Medicare awarded five stars to relatively obscure hospitals and a notable
number of hospitals that specialized in just a few types of surgery, such as
Medicare awarded the lowest rating of one star to 129 hospitals. Five
hospitals in Washington, D.C., received just one star, including George
Washington University Hospital and Georgetown University Hospital, both of
which teach medical residents. Nine hospitals in Brooklyn, four hospitals in
Las Vegas and three hospitals in Miami received only one star.
Some premiere medical centers received the second highest rating of four
stars, including Stanford Health Care in California, Massachusetts General
Hospital in Boston, Duke University Hospital in Durham, N.C., New
York-Presbyterian Hospital and NYU Langone Medical Center in Manhattan, the
Cleveland Clinic in Ohio, and Penn Presbyterian Medical Center in
Philadelphia. In total, 927 hospitals received four stars.
Medicare gave its below average score of two-star ratings to 707 hospitals.
Nearly half the hospitals ‚ÄĒ 1,752 ‚ÄĒ received an average rating of three
stars. Another 1,042 hospitals were not rated, including all hospitals in
Medicare based the star ratings on 64 individual measures that are published
on its Hospital Compare website, including death and infection rates and
patient reviews. Medicare noted that specialized and ‚Äúcutting-edge care,‚ÄĚ
such as the latest techniques to battle cancer, are not reflected in the
The government said in a statement that it has been using the same type of
rating system for other medical facilities, such as nursing homes and
dialysis centers, and found them useful to consumers and patients. Those
ratings have shown, Medicare said, ‚Äúthat publicly available data drives
improvement, better reporting, and more open access to quality information
for our Medicare beneficiaries.‚ÄĚ

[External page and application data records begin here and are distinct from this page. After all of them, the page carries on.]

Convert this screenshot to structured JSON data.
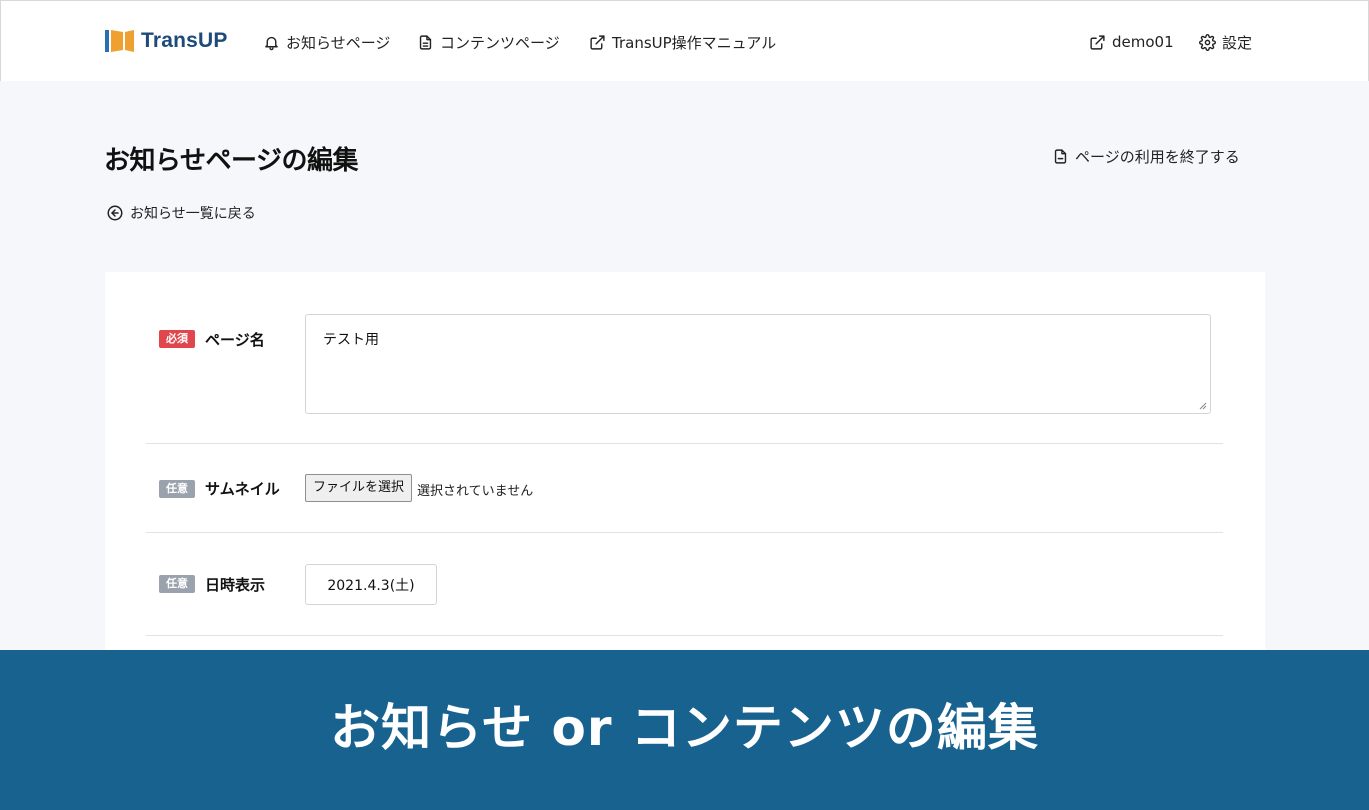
{
  "header": {
    "logo_text": "TransUP",
    "nav": [
      {
        "label": "お知らせページ",
        "icon": "bell-icon"
      },
      {
        "label": "コンテンツページ",
        "icon": "document-icon"
      },
      {
        "label": "TransUP操作マニュアル",
        "icon": "external-link-icon"
      }
    ],
    "user": {
      "label": "demo01",
      "icon": "external-link-icon"
    },
    "settings": {
      "label": "設定",
      "icon": "gear-icon"
    }
  },
  "page": {
    "title": "お知らせページの編集",
    "end_link": "ページの利用を終了する",
    "back_link": "お知らせ一覧に戻る"
  },
  "form": {
    "page_name": {
      "badge": "必須",
      "label": "ページ名",
      "value": "テスト用"
    },
    "thumbnail": {
      "badge": "任意",
      "label": "サムネイル",
      "button": "ファイルを選択",
      "status": "選択されていません"
    },
    "datetime": {
      "badge": "任意",
      "label": "日時表示",
      "value": "2021.4.3(土)"
    }
  },
  "banner": {
    "text": "お知らせ or コンテンツの編集"
  },
  "colors": {
    "accent": "#17628f",
    "required": "#e0464b",
    "optional": "#9aa3ad",
    "logo_orange": "#f0a030",
    "logo_blue": "#2a6fb0"
  }
}
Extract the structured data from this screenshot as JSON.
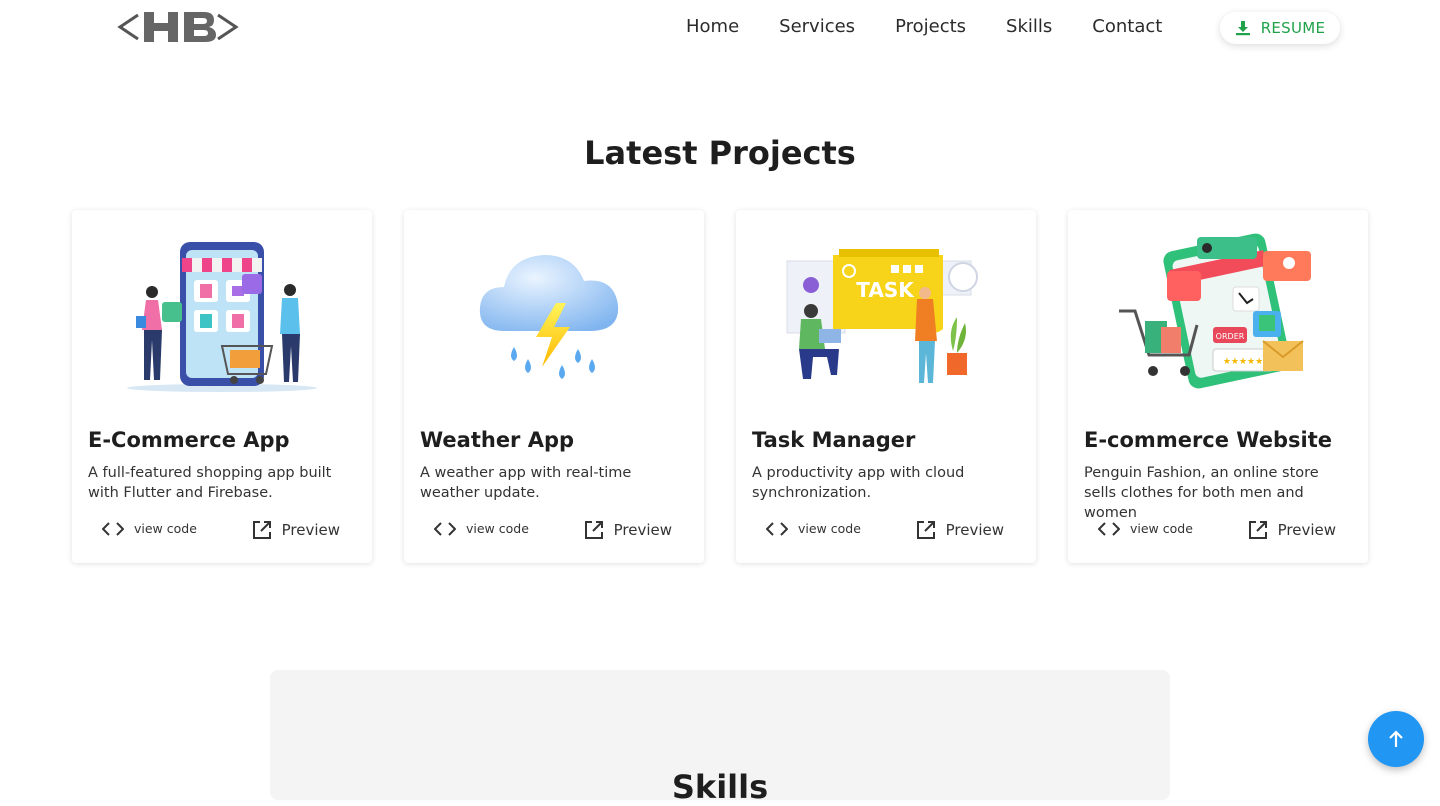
{
  "nav": {
    "logo_text": "<HB>",
    "links": [
      "Home",
      "Services",
      "Projects",
      "Skills",
      "Contact"
    ],
    "resume_label": "RESUME"
  },
  "projects": {
    "title": "Latest Projects",
    "items": [
      {
        "title": "E-Commerce App",
        "description": "A full-featured shopping app built with Flutter and Firebase.",
        "code_label": "view code",
        "preview_label": "Preview",
        "image_icon": "shopping-illustration"
      },
      {
        "title": "Weather App",
        "description": "A weather app with real-time weather update.",
        "code_label": "view code",
        "preview_label": "Preview",
        "image_icon": "storm-cloud-illustration"
      },
      {
        "title": "Task Manager",
        "description": "A productivity app with cloud synchronization.",
        "code_label": "view code",
        "preview_label": "Preview",
        "image_icon": "task-board-illustration"
      },
      {
        "title": "E-commerce Website",
        "description": "Penguin Fashion, an online store sells clothes for both men and women",
        "code_label": "view code",
        "preview_label": "Preview",
        "image_icon": "online-store-illustration"
      }
    ]
  },
  "skills": {
    "title": "Skills"
  },
  "colors": {
    "accent": "#1fa24a",
    "scroll_button": "#2196f3"
  }
}
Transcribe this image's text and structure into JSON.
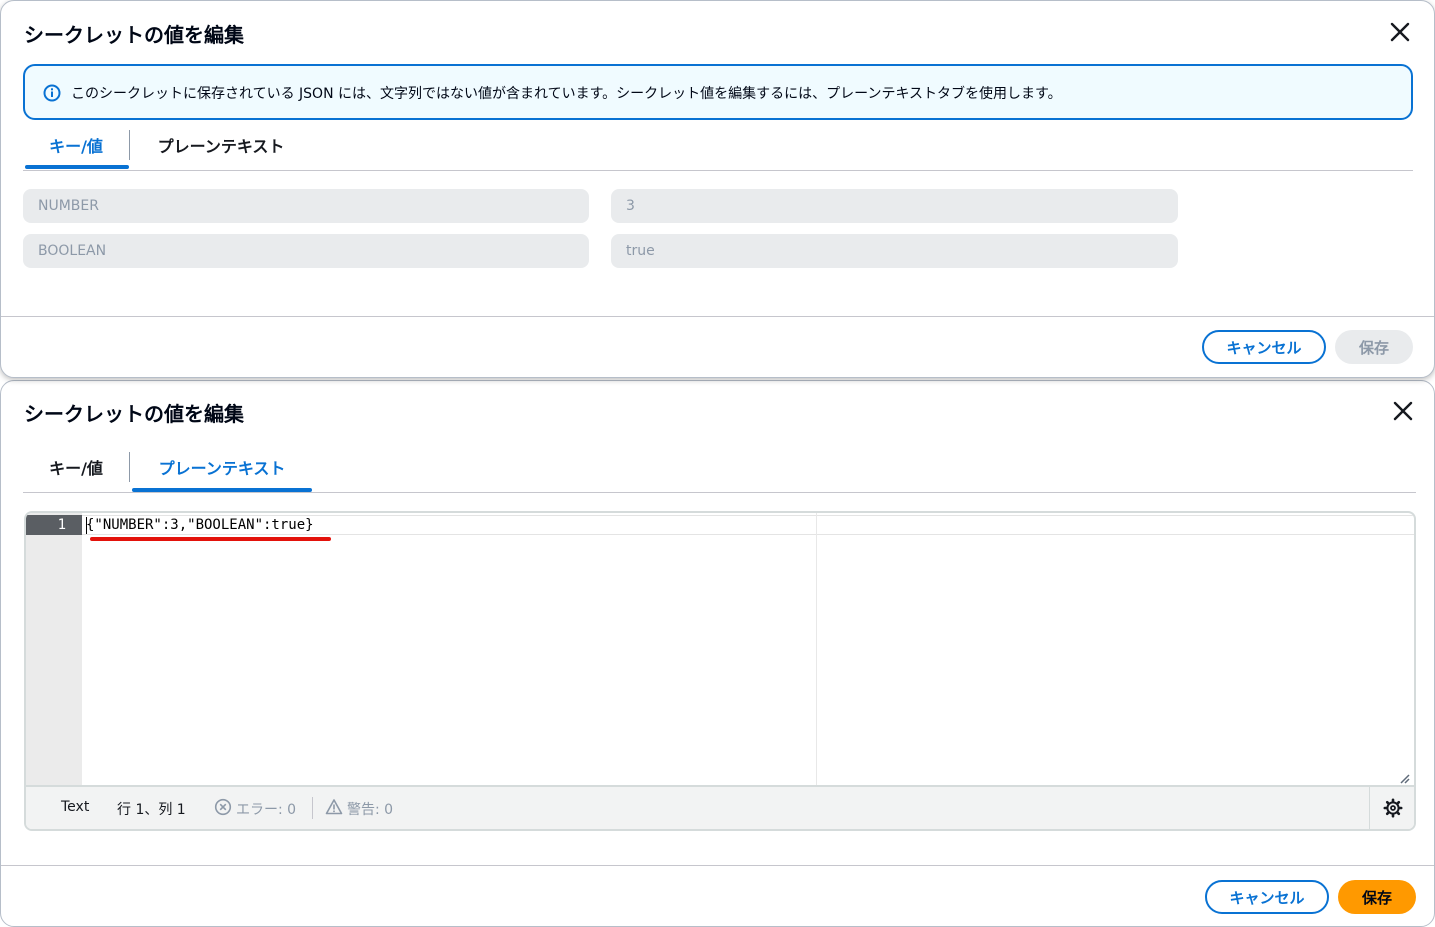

A preliminary analysis Medicare released last week found hospitals that
treated large numbers of low-income patients tended to do worse, as did
Visit Kaiser for the report.